• **WHAT YOU NEED TO DO**
Write out each line of the entries below that holds the word "Adobe".

• **SOURCE RECORDS**
────
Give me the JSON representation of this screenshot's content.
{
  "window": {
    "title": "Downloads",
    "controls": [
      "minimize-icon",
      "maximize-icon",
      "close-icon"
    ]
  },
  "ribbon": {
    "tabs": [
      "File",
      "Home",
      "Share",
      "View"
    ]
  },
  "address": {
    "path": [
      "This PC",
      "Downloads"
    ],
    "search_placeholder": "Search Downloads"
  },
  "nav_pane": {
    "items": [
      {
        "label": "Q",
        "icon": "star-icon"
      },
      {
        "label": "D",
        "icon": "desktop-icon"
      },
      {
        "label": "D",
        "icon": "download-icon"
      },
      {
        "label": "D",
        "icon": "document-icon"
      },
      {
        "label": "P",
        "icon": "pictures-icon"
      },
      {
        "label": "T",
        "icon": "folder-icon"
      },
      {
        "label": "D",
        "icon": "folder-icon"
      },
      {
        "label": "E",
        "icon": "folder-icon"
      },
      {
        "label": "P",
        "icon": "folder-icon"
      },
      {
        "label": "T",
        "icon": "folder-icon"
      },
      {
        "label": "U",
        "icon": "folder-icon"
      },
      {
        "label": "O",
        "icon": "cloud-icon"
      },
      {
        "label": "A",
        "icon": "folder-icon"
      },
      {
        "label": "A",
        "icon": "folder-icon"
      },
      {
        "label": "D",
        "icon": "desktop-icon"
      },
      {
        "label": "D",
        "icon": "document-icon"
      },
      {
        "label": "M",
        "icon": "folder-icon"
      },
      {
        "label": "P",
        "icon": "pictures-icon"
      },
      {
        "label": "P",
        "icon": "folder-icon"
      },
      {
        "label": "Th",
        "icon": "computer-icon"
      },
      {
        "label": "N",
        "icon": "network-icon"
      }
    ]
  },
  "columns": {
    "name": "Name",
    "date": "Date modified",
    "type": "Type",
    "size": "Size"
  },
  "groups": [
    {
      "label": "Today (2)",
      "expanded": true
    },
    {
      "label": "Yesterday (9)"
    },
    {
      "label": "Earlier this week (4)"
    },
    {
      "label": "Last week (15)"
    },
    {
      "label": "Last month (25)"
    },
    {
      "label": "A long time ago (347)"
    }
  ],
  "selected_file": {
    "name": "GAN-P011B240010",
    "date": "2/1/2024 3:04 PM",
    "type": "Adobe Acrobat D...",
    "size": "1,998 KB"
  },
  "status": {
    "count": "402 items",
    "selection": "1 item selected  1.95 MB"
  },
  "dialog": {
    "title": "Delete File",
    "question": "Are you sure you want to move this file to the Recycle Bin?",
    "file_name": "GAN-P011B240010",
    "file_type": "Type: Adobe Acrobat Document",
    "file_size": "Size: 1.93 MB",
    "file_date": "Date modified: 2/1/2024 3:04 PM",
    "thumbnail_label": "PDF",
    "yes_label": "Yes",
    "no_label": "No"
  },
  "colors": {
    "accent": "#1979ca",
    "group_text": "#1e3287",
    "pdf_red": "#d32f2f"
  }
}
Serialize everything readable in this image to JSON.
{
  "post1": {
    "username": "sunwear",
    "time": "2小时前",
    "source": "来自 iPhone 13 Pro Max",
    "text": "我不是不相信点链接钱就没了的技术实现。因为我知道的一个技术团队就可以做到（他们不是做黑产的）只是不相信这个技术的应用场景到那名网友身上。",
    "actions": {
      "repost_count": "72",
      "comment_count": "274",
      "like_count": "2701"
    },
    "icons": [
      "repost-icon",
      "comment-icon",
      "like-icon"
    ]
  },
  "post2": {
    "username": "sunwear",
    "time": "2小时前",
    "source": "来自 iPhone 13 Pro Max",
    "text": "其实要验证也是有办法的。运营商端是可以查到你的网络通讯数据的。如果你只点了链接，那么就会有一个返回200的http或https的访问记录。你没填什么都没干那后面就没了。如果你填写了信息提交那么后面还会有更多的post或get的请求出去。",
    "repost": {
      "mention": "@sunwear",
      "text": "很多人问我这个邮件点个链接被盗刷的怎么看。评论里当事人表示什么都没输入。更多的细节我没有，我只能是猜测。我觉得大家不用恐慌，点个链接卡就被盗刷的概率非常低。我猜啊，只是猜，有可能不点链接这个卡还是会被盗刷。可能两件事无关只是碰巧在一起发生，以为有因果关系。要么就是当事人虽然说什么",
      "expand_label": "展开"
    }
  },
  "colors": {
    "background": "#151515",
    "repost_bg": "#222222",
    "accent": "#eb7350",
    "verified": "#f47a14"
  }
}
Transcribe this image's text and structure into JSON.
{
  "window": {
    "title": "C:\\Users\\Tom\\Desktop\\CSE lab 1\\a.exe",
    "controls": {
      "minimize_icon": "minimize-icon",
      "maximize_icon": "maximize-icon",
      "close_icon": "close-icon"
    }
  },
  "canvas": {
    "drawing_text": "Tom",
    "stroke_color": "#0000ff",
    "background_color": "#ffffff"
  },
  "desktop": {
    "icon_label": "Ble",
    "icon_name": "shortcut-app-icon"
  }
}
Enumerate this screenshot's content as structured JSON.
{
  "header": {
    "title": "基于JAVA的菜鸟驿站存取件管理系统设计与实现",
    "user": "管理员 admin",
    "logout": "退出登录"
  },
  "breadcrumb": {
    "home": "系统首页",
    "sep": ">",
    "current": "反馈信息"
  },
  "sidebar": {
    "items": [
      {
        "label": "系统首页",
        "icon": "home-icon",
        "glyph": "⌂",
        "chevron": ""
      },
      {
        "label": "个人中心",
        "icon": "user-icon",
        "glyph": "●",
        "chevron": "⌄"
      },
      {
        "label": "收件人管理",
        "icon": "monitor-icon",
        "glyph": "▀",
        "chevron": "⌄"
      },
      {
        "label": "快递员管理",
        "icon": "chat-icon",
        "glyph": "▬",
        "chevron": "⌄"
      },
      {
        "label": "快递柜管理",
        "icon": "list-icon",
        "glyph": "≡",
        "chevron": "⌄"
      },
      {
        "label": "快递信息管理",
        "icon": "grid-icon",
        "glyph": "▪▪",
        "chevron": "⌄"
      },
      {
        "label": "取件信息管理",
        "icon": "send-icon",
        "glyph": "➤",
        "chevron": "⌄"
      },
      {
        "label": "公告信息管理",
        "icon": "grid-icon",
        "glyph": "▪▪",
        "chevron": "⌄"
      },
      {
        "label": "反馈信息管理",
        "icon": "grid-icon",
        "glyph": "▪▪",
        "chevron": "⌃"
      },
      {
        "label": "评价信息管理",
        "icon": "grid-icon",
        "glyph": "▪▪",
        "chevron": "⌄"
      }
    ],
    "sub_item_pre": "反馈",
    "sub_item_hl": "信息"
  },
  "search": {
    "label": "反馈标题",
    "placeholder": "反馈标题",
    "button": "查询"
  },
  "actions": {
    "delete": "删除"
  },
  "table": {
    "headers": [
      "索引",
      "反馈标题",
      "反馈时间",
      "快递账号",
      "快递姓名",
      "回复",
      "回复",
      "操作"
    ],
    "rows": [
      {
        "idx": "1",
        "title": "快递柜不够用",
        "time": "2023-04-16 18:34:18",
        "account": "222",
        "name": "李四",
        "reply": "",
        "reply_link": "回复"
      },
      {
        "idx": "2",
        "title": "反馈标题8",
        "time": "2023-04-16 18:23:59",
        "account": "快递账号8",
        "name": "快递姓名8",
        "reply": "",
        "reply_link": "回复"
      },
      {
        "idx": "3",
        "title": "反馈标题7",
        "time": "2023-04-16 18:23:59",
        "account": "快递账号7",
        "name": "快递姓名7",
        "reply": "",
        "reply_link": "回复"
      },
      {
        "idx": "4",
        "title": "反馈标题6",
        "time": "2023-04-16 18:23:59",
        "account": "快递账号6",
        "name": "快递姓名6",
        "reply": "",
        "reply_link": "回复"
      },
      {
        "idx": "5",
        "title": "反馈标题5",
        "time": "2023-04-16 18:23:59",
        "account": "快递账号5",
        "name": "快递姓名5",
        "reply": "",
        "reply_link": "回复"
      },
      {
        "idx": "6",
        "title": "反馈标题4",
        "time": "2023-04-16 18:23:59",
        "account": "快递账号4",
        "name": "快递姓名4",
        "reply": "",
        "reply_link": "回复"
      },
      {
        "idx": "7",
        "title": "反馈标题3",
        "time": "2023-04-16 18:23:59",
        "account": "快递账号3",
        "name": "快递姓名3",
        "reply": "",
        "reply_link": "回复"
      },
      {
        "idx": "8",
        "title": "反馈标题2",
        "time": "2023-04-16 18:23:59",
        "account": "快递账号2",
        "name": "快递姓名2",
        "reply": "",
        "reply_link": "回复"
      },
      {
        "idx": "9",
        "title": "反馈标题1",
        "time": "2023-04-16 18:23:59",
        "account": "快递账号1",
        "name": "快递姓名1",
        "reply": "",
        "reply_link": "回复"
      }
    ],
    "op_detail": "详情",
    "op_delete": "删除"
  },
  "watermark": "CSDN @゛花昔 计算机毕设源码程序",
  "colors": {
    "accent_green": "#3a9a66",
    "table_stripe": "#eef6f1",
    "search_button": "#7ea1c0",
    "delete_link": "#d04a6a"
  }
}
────
• **SOLUTION**
    "type": "Adobe Acrobat D...",
    "file_type": "Type: Adobe Acrobat Document",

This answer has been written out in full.